Dawkins’ primary argument in this clip is that children are provided with an indoctrinated in a faith or worldview, answering the questions of why we are here, why we were born, and where we came from, without allowing them to ask these questions for themselves. He claims that faith, unsupported by evidence, is a dangerous weapon, and insinuates that Christianity was invented a mere 2000 years ago based on pure folly.

While I agree that faith without evidence can be dangerous, Dawkins here makes the assumption that any faith in God, in a religious setting, must be without evidence. Both theistic and non-theistic worldviews have the evidence of observations of the world around, leading to a faith or belief in how that came to be so. Some beliefs perhaps have more evidence than others, but I imagine it is pretty hard to believe something with absolutely no evidence for it at all. I could write a lot more about different sorts of evidence and the nature of conclusions and beliefs drawn from that evidence, but our lecturer has warned me sternly about going over the world limit (too much).

People, including children, naturally and necessarily ask questions about origin and purpose because they are raised by the world around them and their presence in it. When children voice these questions, their parents and others around them give answers; or perhaps they teach the children without being asked specifically. The answers vary, of course, based on what the person answering has seen, has understood, has read, and therefore believes.

It seems to me that Dawkins’ problem is not that the questions are being suppressed, nor even that they’re being answered, but that they’re being answered in a way which does not line up to his own beliefs – indeed, his own “faith”.

Three Scientific Principles Contradicted by Big Bang and Evolution Theory

Or, Two Valid Scientific Principles and One For Fun

Here I present two valid, readily-observable scientific principles, and point out how it is contradicted by either the Big Bang Theory or the Theory of Evolution. The third isn’t a scientific Law, it’s still a theory (I think), although I won’t deny that there is evidence, even in chicken-rearing, that unhealthy creatures don’t (without outside intervention) live to reproduce.

I’m not going to tell you, for the first two, how the Bible agrees with these (and other scientific Laws); I’ll leave you to work that out for yourselves, unless someone asks me to do another post.
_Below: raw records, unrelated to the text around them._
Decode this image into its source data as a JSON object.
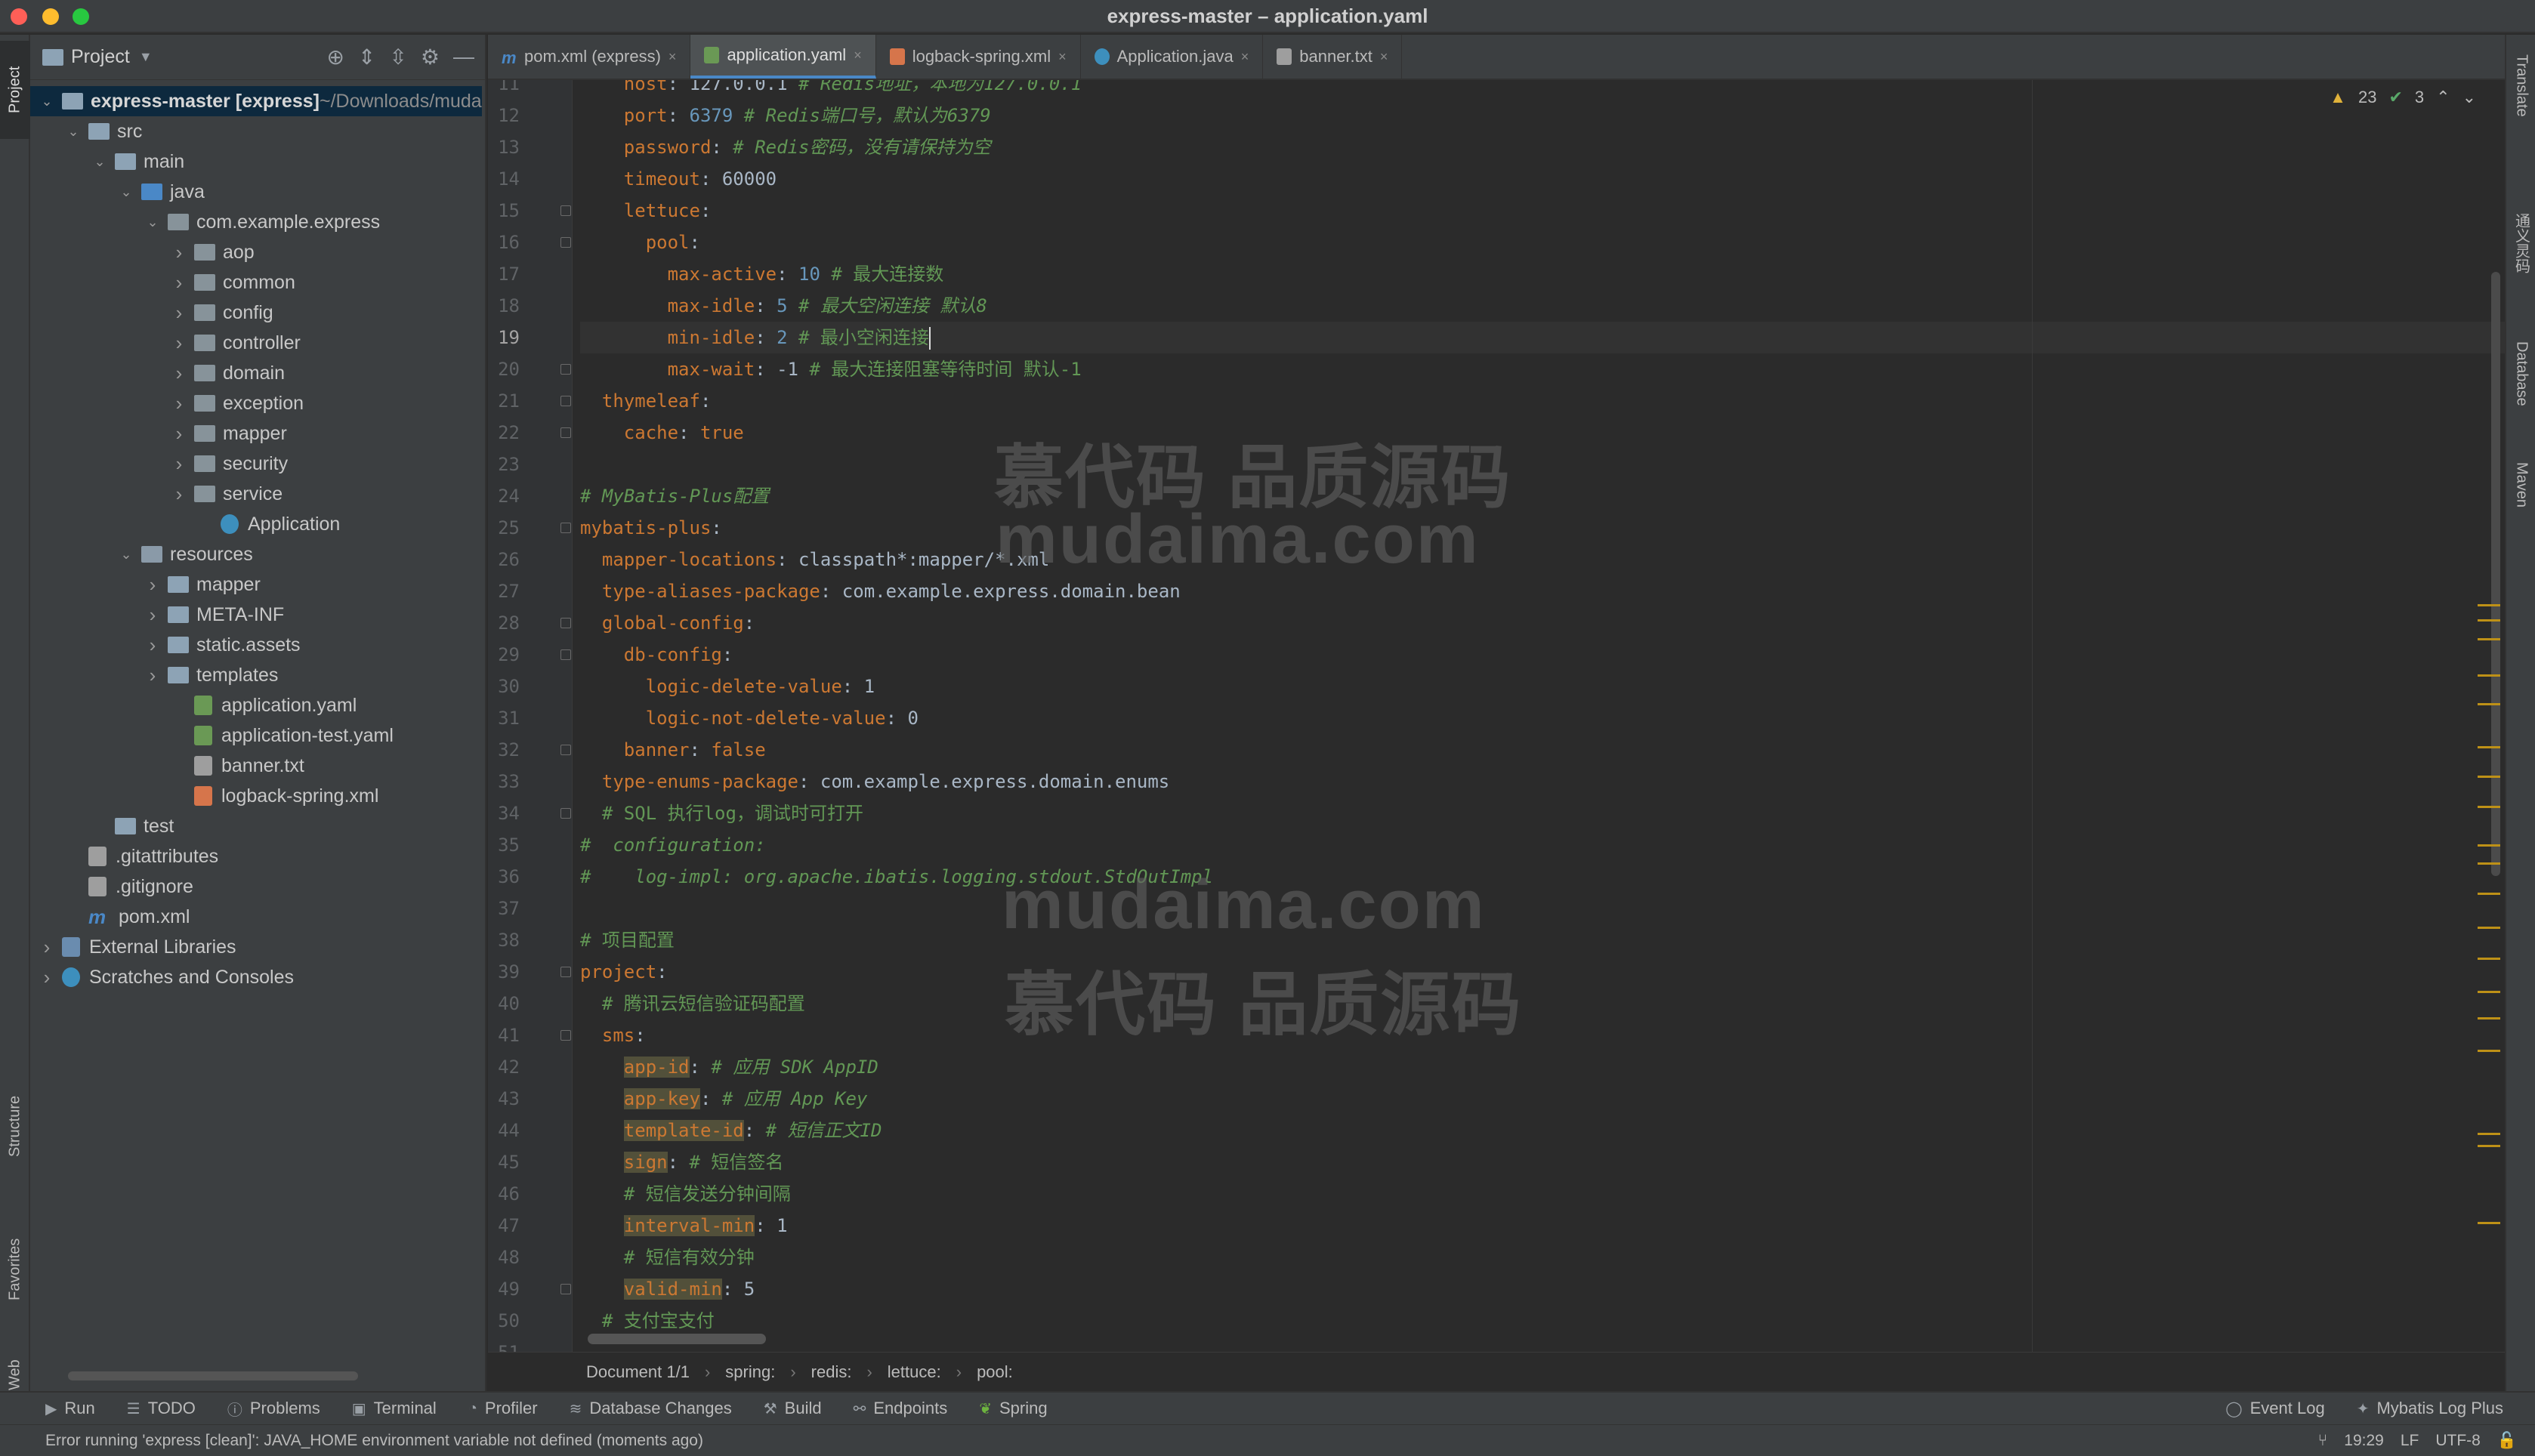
{
  "window": {
    "title": "express-master – application.yaml"
  },
  "left_strip": {
    "project": "Project",
    "structure": "Structure",
    "favorites": "Favorites",
    "web": "Web"
  },
  "right_strip": {
    "translate": "Translate",
    "fanyi": "通义灵码",
    "database": "Database",
    "maven": "Maven"
  },
  "project_panel": {
    "title": "Project",
    "tree": [
      {
        "label": "express-master [express]",
        "suffix": " ~/Downloads/muda",
        "indent": 0,
        "arrow": "down",
        "icon": "folder"
      },
      {
        "label": "src",
        "indent": 1,
        "arrow": "down",
        "icon": "folder"
      },
      {
        "label": "main",
        "indent": 2,
        "arrow": "down",
        "icon": "folder"
      },
      {
        "label": "java",
        "indent": 3,
        "arrow": "down",
        "icon": "java"
      },
      {
        "label": "com.example.express",
        "indent": 4,
        "arrow": "down",
        "icon": "pkg"
      },
      {
        "label": "aop",
        "indent": 5,
        "arrow": "right",
        "icon": "pkg"
      },
      {
        "label": "common",
        "indent": 5,
        "arrow": "right",
        "icon": "pkg"
      },
      {
        "label": "config",
        "indent": 5,
        "arrow": "right",
        "icon": "pkg"
      },
      {
        "label": "controller",
        "indent": 5,
        "arrow": "right",
        "icon": "pkg"
      },
      {
        "label": "domain",
        "indent": 5,
        "arrow": "right",
        "icon": "pkg"
      },
      {
        "label": "exception",
        "indent": 5,
        "arrow": "right",
        "icon": "pkg"
      },
      {
        "label": "mapper",
        "indent": 5,
        "arrow": "right",
        "icon": "pkg"
      },
      {
        "label": "security",
        "indent": 5,
        "arrow": "right",
        "icon": "pkg"
      },
      {
        "label": "service",
        "indent": 5,
        "arrow": "right",
        "icon": "pkg"
      },
      {
        "label": "Application",
        "indent": 6,
        "arrow": "",
        "icon": "app"
      },
      {
        "label": "resources",
        "indent": 3,
        "arrow": "down",
        "icon": "res"
      },
      {
        "label": "mapper",
        "indent": 4,
        "arrow": "right",
        "icon": "folder"
      },
      {
        "label": "META-INF",
        "indent": 4,
        "arrow": "right",
        "icon": "folder"
      },
      {
        "label": "static.assets",
        "indent": 4,
        "arrow": "right",
        "icon": "folder"
      },
      {
        "label": "templates",
        "indent": 4,
        "arrow": "right",
        "icon": "folder"
      },
      {
        "label": "application.yaml",
        "indent": 5,
        "arrow": "",
        "icon": "yaml"
      },
      {
        "label": "application-test.yaml",
        "indent": 5,
        "arrow": "",
        "icon": "yaml"
      },
      {
        "label": "banner.txt",
        "indent": 5,
        "arrow": "",
        "icon": "txt"
      },
      {
        "label": "logback-spring.xml",
        "indent": 5,
        "arrow": "",
        "icon": "xml"
      },
      {
        "label": "test",
        "indent": 2,
        "arrow": "",
        "icon": "folder"
      },
      {
        "label": ".gitattributes",
        "indent": 1,
        "arrow": "",
        "icon": "txt"
      },
      {
        "label": ".gitignore",
        "indent": 1,
        "arrow": "",
        "icon": "txt"
      },
      {
        "label": "pom.xml",
        "indent": 1,
        "arrow": "",
        "icon": "m"
      },
      {
        "label": "External Libraries",
        "indent": 0,
        "arrow": "right",
        "icon": "lib"
      },
      {
        "label": "Scratches and Consoles",
        "indent": 0,
        "arrow": "right",
        "icon": "app"
      }
    ]
  },
  "tabs": [
    {
      "label": "pom.xml (express)",
      "icon": "m",
      "active": false
    },
    {
      "label": "application.yaml",
      "icon": "yaml",
      "active": true
    },
    {
      "label": "logback-spring.xml",
      "icon": "xml",
      "active": false
    },
    {
      "label": "Application.java",
      "icon": "app",
      "active": false
    },
    {
      "label": "banner.txt",
      "icon": "txt",
      "active": false
    }
  ],
  "inspection": {
    "warnings": "23",
    "ok": "3"
  },
  "editor": {
    "current_line": 19,
    "lines": [
      {
        "n": 11,
        "segs": [
          [
            "key",
            "    host"
          ],
          [
            "val",
            ": 127.0.0.1 "
          ],
          [
            "cmt",
            "# Redis地址，本地为127.0.0.1"
          ]
        ]
      },
      {
        "n": 12,
        "segs": [
          [
            "key",
            "    port"
          ],
          [
            "val",
            ": "
          ],
          [
            "num",
            "6379"
          ],
          [
            "cmt",
            " # Redis端口号，默认为6379"
          ]
        ]
      },
      {
        "n": 13,
        "segs": [
          [
            "key",
            "    password"
          ],
          [
            "val",
            ": "
          ],
          [
            "cmt",
            "# Redis密码，没有请保持为空"
          ]
        ]
      },
      {
        "n": 14,
        "segs": [
          [
            "key",
            "    timeout"
          ],
          [
            "val",
            ": 60000"
          ]
        ]
      },
      {
        "n": 15,
        "segs": [
          [
            "key",
            "    lettuce"
          ],
          [
            "val",
            ":"
          ]
        ]
      },
      {
        "n": 16,
        "segs": [
          [
            "key",
            "      pool"
          ],
          [
            "val",
            ":"
          ]
        ]
      },
      {
        "n": 17,
        "segs": [
          [
            "key",
            "        max-active"
          ],
          [
            "val",
            ": "
          ],
          [
            "num",
            "10"
          ],
          [
            "cmtc",
            " # 最大连接数"
          ]
        ]
      },
      {
        "n": 18,
        "segs": [
          [
            "key",
            "        max-idle"
          ],
          [
            "val",
            ": "
          ],
          [
            "num",
            "5"
          ],
          [
            "cmt",
            " # 最大空闲连接 默认8"
          ]
        ]
      },
      {
        "n": 19,
        "segs": [
          [
            "key",
            "        min-idle"
          ],
          [
            "val",
            ": "
          ],
          [
            "num",
            "2"
          ],
          [
            "cmtc",
            " # 最小空闲连接"
          ]
        ],
        "caret": true
      },
      {
        "n": 20,
        "segs": [
          [
            "key",
            "        max-wait"
          ],
          [
            "val",
            ": -1 "
          ],
          [
            "cmtc",
            "# 最大连接阻塞等待时间 默认-1"
          ]
        ]
      },
      {
        "n": 21,
        "segs": [
          [
            "key",
            "  thymeleaf"
          ],
          [
            "val",
            ":"
          ]
        ]
      },
      {
        "n": 22,
        "segs": [
          [
            "key",
            "    cache"
          ],
          [
            "val",
            ": "
          ],
          [
            "key",
            "true"
          ]
        ]
      },
      {
        "n": 23,
        "segs": []
      },
      {
        "n": 24,
        "segs": [
          [
            "cmt",
            "# MyBatis-Plus配置"
          ]
        ]
      },
      {
        "n": 25,
        "segs": [
          [
            "key",
            "mybatis-plus"
          ],
          [
            "val",
            ":"
          ]
        ]
      },
      {
        "n": 26,
        "segs": [
          [
            "key",
            "  mapper-locations"
          ],
          [
            "val",
            ": classpath*:mapper/*.xml"
          ]
        ]
      },
      {
        "n": 27,
        "segs": [
          [
            "key",
            "  type-aliases-package"
          ],
          [
            "val",
            ": com.example.express.domain.bean"
          ]
        ]
      },
      {
        "n": 28,
        "segs": [
          [
            "key",
            "  global-config"
          ],
          [
            "val",
            ":"
          ]
        ]
      },
      {
        "n": 29,
        "segs": [
          [
            "key",
            "    db-config"
          ],
          [
            "val",
            ":"
          ]
        ]
      },
      {
        "n": 30,
        "segs": [
          [
            "key",
            "      logic-delete-value"
          ],
          [
            "val",
            ": 1"
          ]
        ]
      },
      {
        "n": 31,
        "segs": [
          [
            "key",
            "      logic-not-delete-value"
          ],
          [
            "val",
            ": 0"
          ]
        ]
      },
      {
        "n": 32,
        "segs": [
          [
            "key",
            "    banner"
          ],
          [
            "val",
            ": "
          ],
          [
            "key",
            "false"
          ]
        ]
      },
      {
        "n": 33,
        "segs": [
          [
            "key",
            "  type-enums-package"
          ],
          [
            "val",
            ": com.example.express.domain.enums"
          ]
        ]
      },
      {
        "n": 34,
        "segs": [
          [
            "cmtc",
            "  # SQL 执行log，调试时可打开"
          ]
        ]
      },
      {
        "n": 35,
        "segs": [
          [
            "cmt",
            "#  configuration:"
          ]
        ]
      },
      {
        "n": 36,
        "segs": [
          [
            "cmt",
            "#    log-impl: org.apache.ibatis.logging.stdout.StdOutImpl"
          ]
        ]
      },
      {
        "n": 37,
        "segs": []
      },
      {
        "n": 38,
        "segs": [
          [
            "cmtc",
            "# 项目配置"
          ]
        ]
      },
      {
        "n": 39,
        "segs": [
          [
            "key",
            "project"
          ],
          [
            "val",
            ":"
          ]
        ]
      },
      {
        "n": 40,
        "segs": [
          [
            "cmtc",
            "  # 腾讯云短信验证码配置"
          ]
        ]
      },
      {
        "n": 41,
        "segs": [
          [
            "key",
            "  sms"
          ],
          [
            "val",
            ":"
          ]
        ]
      },
      {
        "n": 42,
        "segs": [
          [
            "val",
            "    "
          ],
          [
            "hlkey",
            "app-id"
          ],
          [
            "val",
            ": "
          ],
          [
            "cmt",
            "# 应用 SDK AppID"
          ]
        ]
      },
      {
        "n": 43,
        "segs": [
          [
            "val",
            "    "
          ],
          [
            "hlkey",
            "app-key"
          ],
          [
            "val",
            ": "
          ],
          [
            "cmt",
            "# 应用 App Key"
          ]
        ]
      },
      {
        "n": 44,
        "segs": [
          [
            "val",
            "    "
          ],
          [
            "hlkey",
            "template-id"
          ],
          [
            "val",
            ": "
          ],
          [
            "cmt",
            "# 短信正文ID"
          ]
        ]
      },
      {
        "n": 45,
        "segs": [
          [
            "val",
            "    "
          ],
          [
            "hlkey",
            "sign"
          ],
          [
            "val",
            ": "
          ],
          [
            "cmtc",
            "# 短信签名"
          ]
        ]
      },
      {
        "n": 46,
        "segs": [
          [
            "cmtc",
            "    # 短信发送分钟间隔"
          ]
        ]
      },
      {
        "n": 47,
        "segs": [
          [
            "val",
            "    "
          ],
          [
            "hlkey",
            "interval-min"
          ],
          [
            "val",
            ": 1"
          ]
        ]
      },
      {
        "n": 48,
        "segs": [
          [
            "cmtc",
            "    # 短信有效分钟"
          ]
        ]
      },
      {
        "n": 49,
        "segs": [
          [
            "val",
            "    "
          ],
          [
            "hlkey",
            "valid-min"
          ],
          [
            "val",
            ": 5"
          ]
        ]
      },
      {
        "n": 50,
        "segs": [
          [
            "cmtc",
            "  # 支付宝支付"
          ]
        ]
      },
      {
        "n": 51,
        "segs": []
      }
    ]
  },
  "watermarks": [
    "慕代码 品质源码",
    "mudaima.com",
    "mudaima.com",
    "慕代码 品质源码"
  ],
  "breadcrumb": [
    "Document 1/1",
    "spring:",
    "redis:",
    "lettuce:",
    "pool:"
  ],
  "bottom_tools": {
    "run": "Run",
    "todo": "TODO",
    "problems": "Problems",
    "terminal": "Terminal",
    "profiler": "Profiler",
    "db_changes": "Database Changes",
    "build": "Build",
    "endpoints": "Endpoints",
    "spring": "Spring",
    "event_log": "Event Log",
    "mybatis_log": "Mybatis Log Plus"
  },
  "status": {
    "message": "Error running 'express [clean]': JAVA_HOME environment variable not defined (moments ago)",
    "position": "19:29",
    "line_sep": "LF",
    "encoding": "UTF-8"
  },
  "colors": {
    "bg": "#2b2b2b",
    "panel": "#3c3f41",
    "key": "#cc7832",
    "comment": "#629755",
    "number": "#6897bb"
  }
}
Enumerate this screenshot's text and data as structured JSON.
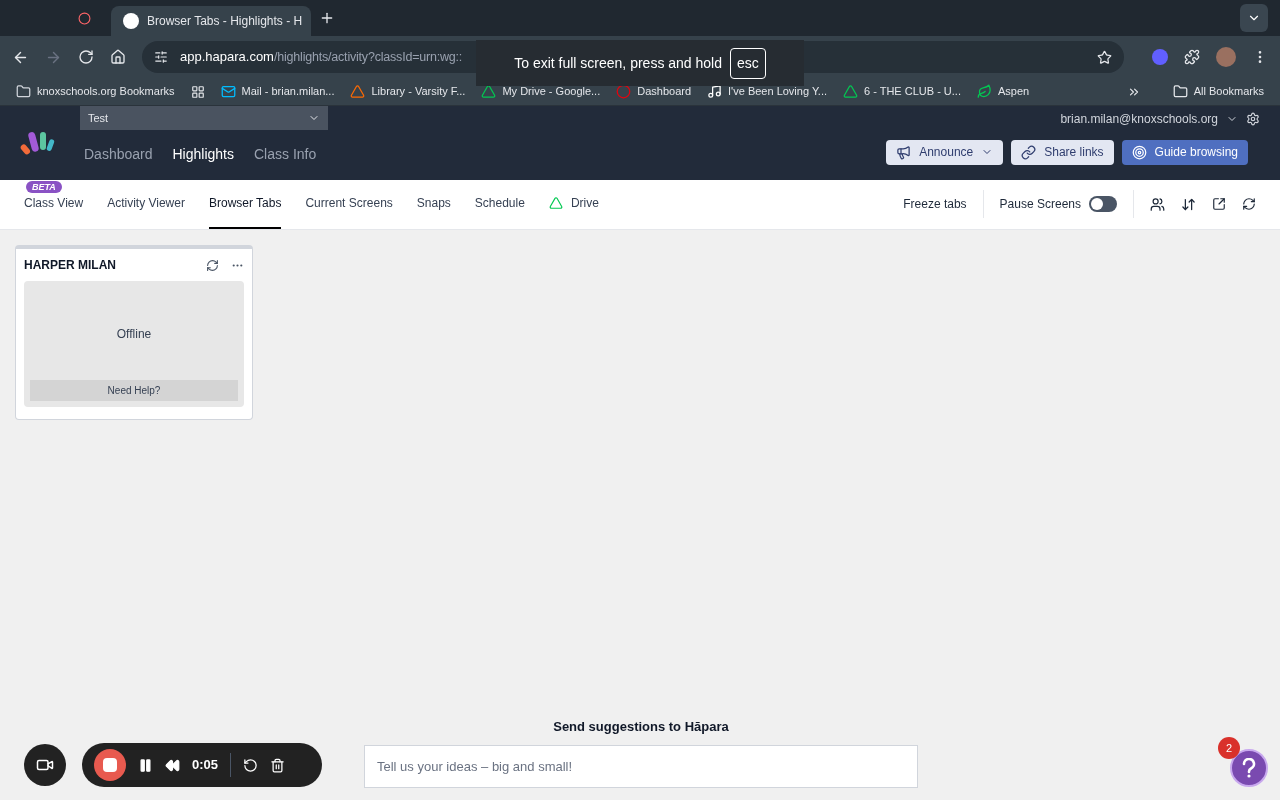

I’m not going to push the Bible or Creationism in this post, I’m simply going to point out the flaws in Evolution and Big Bang Theory.

Now, on to the post, before the introduction gets longer than the post itself.

(Newton’s) First Law of Motion: “If a body is at rest, it remains at rest, or if it is in motion, it moves with uniform velocity until it is acted on by a resultant force”

Or, “Things stay the same unless something else makes them change” (see’s_laws_of_motion)

So, you have nothing, or a ball of supercondensed matter (it’s your choice, really), and then it explodes and becomes matter. What set off that explosion? Why did it change?

The Second Law of Thermodynamics: “The entropy of an isolated system not in equilibrium will tend to increase over time, approaching a maximum value at equilibrium”

Or, “Things tend towards maximum disorder and maximum uselessness” (see

Here, the Big Bang Theory has some credibility: a nice little uniform ball of supercondensed matter explodes and becomes more and more disordered and spread about.

However, how, then, did the disordered chaos of atoms come together to form stars and planets? How did those planets become living soup, which then became separate creatures?

Perhaps another way of stating this is, “Things devolve”. Evolution is the principle that things change to become better. The 2nd Law of Thermodynamics states that things change to become worse.

Natural Selection

Why, oh why, do we have two genders? If all life was once a single-celled organism capable of reproducing itself, what possible use is becoming an organism which requires another organism to reproduce? Particularly a creature whcih not only needs another creature to reproduce, but must rule out 50% of the other members of its species in its quest to do so?